> **Requirement**: Exclude the pictures, then quote exactly the lines from the one holding "Read all visible" through the last line of the records.

> **Records from a collection**:
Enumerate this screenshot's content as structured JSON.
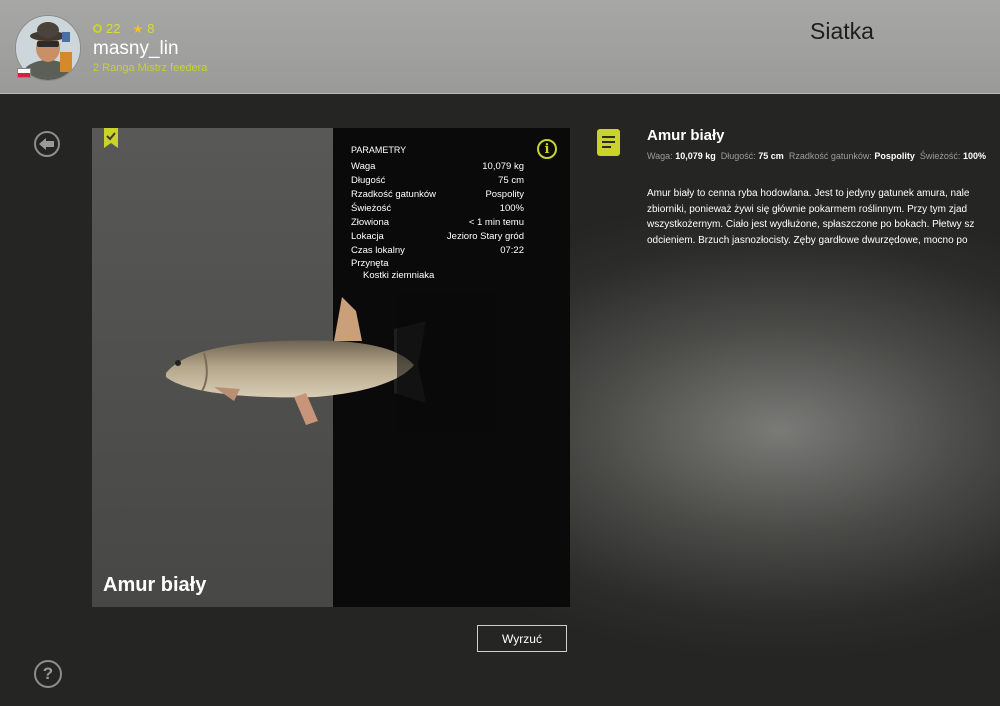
{
  "header": {
    "screen_title": "Siatka",
    "level": "22",
    "stars": "8",
    "username": "masny_lin",
    "rank": "2 Ranga Mistrz feedera"
  },
  "card": {
    "fish_name": "Amur biały",
    "params_title": "PARAMETRY",
    "params": [
      {
        "label": "Waga",
        "value": "10,079 kg"
      },
      {
        "label": "Długość",
        "value": "75 cm"
      },
      {
        "label": "Rzadkość gatunków",
        "value": "Pospolity"
      },
      {
        "label": "Świeżość",
        "value": "100%"
      },
      {
        "label": "Złowiona",
        "value": "< 1 min temu"
      },
      {
        "label": "Lokacja",
        "value": "Jezioro Stary gród"
      },
      {
        "label": "Czas lokalny",
        "value": "07:22"
      }
    ],
    "bait_label": "Przynęta",
    "bait_value": "Kostki ziemniaka"
  },
  "actions": {
    "discard_label": "Wyrzuć"
  },
  "description": {
    "title": "Amur biały",
    "summary": [
      {
        "label": "Waga:",
        "value": "10,079 kg"
      },
      {
        "label": "Długość:",
        "value": "75 cm"
      },
      {
        "label": "Rzadkość gatunków:",
        "value": "Pospolity"
      },
      {
        "label": "Świeżość:",
        "value": "100%"
      }
    ],
    "lines": [
      "Amur biały to cenna ryba hodowlana. Jest to jedyny gatunek amura, nale",
      "zbiorniki, ponieważ żywi się głównie pokarmem roślinnym. Przy tym zjad",
      "wszystkożernym. Ciało jest wydłużone, spłaszczone po bokach. Płetwy sz",
      "odcieniem. Brzuch jasnozłocisty. Zęby gardłowe dwurzędowe, mocno po"
    ]
  },
  "colors": {
    "accent": "#c9d32a",
    "star": "#f4c221",
    "panel": "#0a0a0a"
  },
  "icons": [
    "back-arrow-icon",
    "help-icon",
    "bookmark-icon",
    "info-icon",
    "document-icon"
  ]
}
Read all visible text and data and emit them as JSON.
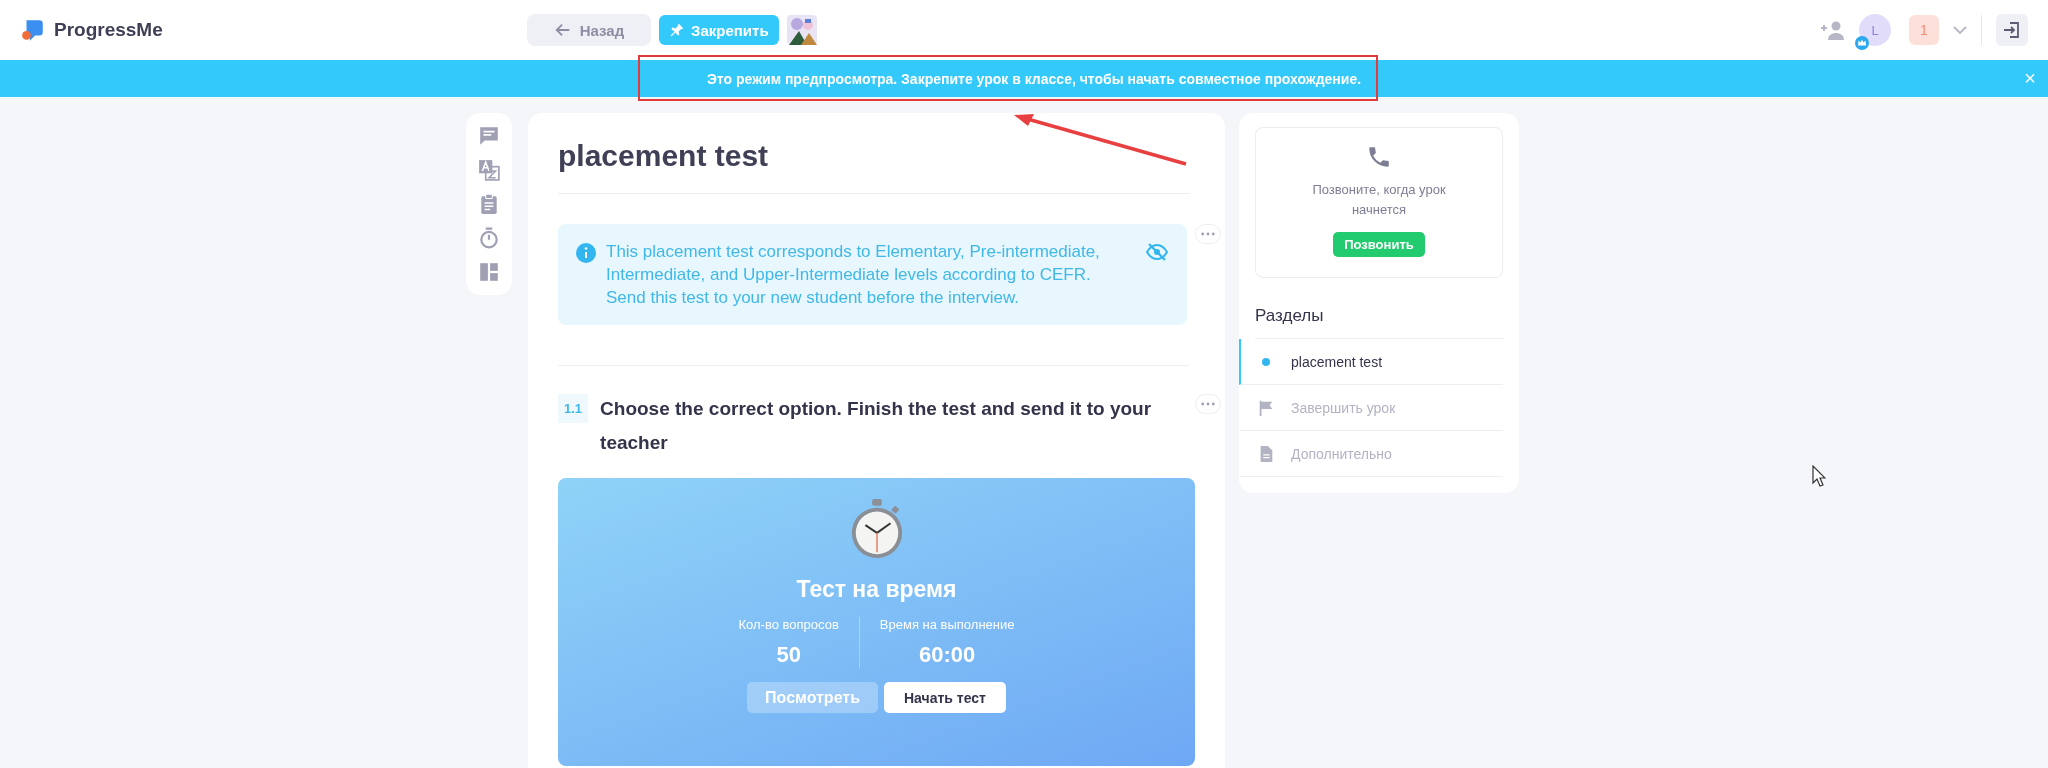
{
  "header": {
    "logo": "ProgressMe",
    "back_button": "Назад",
    "pin_button": "Закрепить",
    "avatar_letter": "L",
    "notification_count": "1"
  },
  "banner": {
    "text": "Это режим предпросмотра. Закрепите урок в классе, чтобы начать совместное прохождение.",
    "close": "×"
  },
  "tools": [
    {
      "kind": "chat"
    },
    {
      "kind": "translate"
    },
    {
      "kind": "clipboard"
    },
    {
      "kind": "timer"
    },
    {
      "kind": "layout"
    }
  ],
  "lesson": {
    "title": "placement test",
    "info": "This placement test corresponds to Elementary, Pre-intermediate, Intermediate, and Upper-Intermediate levels according to CEFR. Send this test to your new student before the interview.",
    "exercise": {
      "number": "1.1",
      "title": "Choose the correct option. Finish the test and send it to your teacher"
    },
    "timed_test": {
      "title": "Тест на время",
      "stats": [
        {
          "label": "Кол-во вопросов",
          "value": "50"
        },
        {
          "label": "Время на выполнение",
          "value": "60:00"
        }
      ],
      "view_button": "Посмотреть",
      "start_button": "Начать тест"
    }
  },
  "call": {
    "text": "Позвоните, когда урок начнется",
    "button": "Позвонить"
  },
  "sections": {
    "title": "Разделы",
    "items": [
      {
        "kind": "dot",
        "label": "placement test",
        "selected": true
      },
      {
        "kind": "flag",
        "label": "Завершить урок",
        "selected": false
      },
      {
        "kind": "doc",
        "label": "Дополнительно",
        "selected": false
      }
    ]
  }
}
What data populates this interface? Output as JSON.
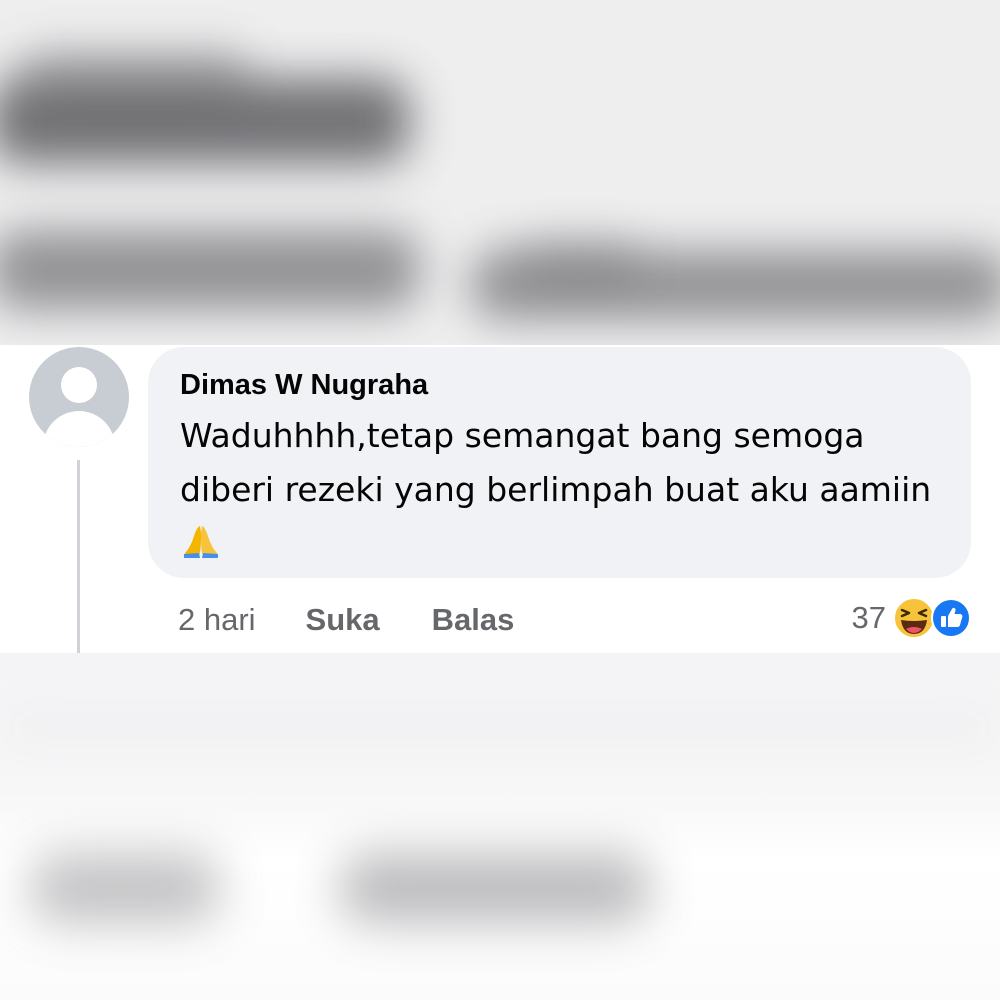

> **Output**:
Read all visible text and data and emit them as JSON.
{
  "header": {
    "logo": "ProgressMe",
    "back_button": "Назад",
    "pin_button": "Закрепить",
    "avatar_letter": "L",
    "notification_count": "1"
  },
  "banner": {
    "text": "Это режим предпросмотра. Закрепите урок в классе, чтобы начать совместное прохождение.",
    "close": "×"
  },
  "tools": [
    {
      "kind": "chat"
    },
    {
      "kind": "translate"
    },
    {
      "kind": "clipboard"
    },
    {
      "kind": "timer"
    },
    {
      "kind": "layout"
    }
  ],
  "lesson": {
    "title": "placement test",
    "info": "This placement test corresponds to Elementary, Pre-intermediate, Intermediate, and Upper-Intermediate levels according to CEFR. Send this test to your new student before the interview.",
    "exercise": {
      "number": "1.1",
      "title": "Choose the correct option. Finish the test and send it to your teacher"
    },
    "timed_test": {
      "title": "Тест на время",
      "stats": [
        {
          "label": "Кол-во вопросов",
          "value": "50"
        },
        {
          "label": "Время на выполнение",
          "value": "60:00"
        }
      ],
      "view_button": "Посмотреть",
      "start_button": "Начать тест"
    }
  },
  "call": {
    "text": "Позвоните, когда урок начнется",
    "button": "Позвонить"
  },
  "sections": {
    "title": "Разделы",
    "items": [
      {
        "kind": "dot",
        "label": "placement test",
        "selected": true
      },
      {
        "kind": "flag",
        "label": "Завершить урок",
        "selected": false
      },
      {
        "kind": "doc",
        "label": "Дополнительно",
        "selected": false
      }
    ]
  }
}
What data populates this interface? Output as JSON.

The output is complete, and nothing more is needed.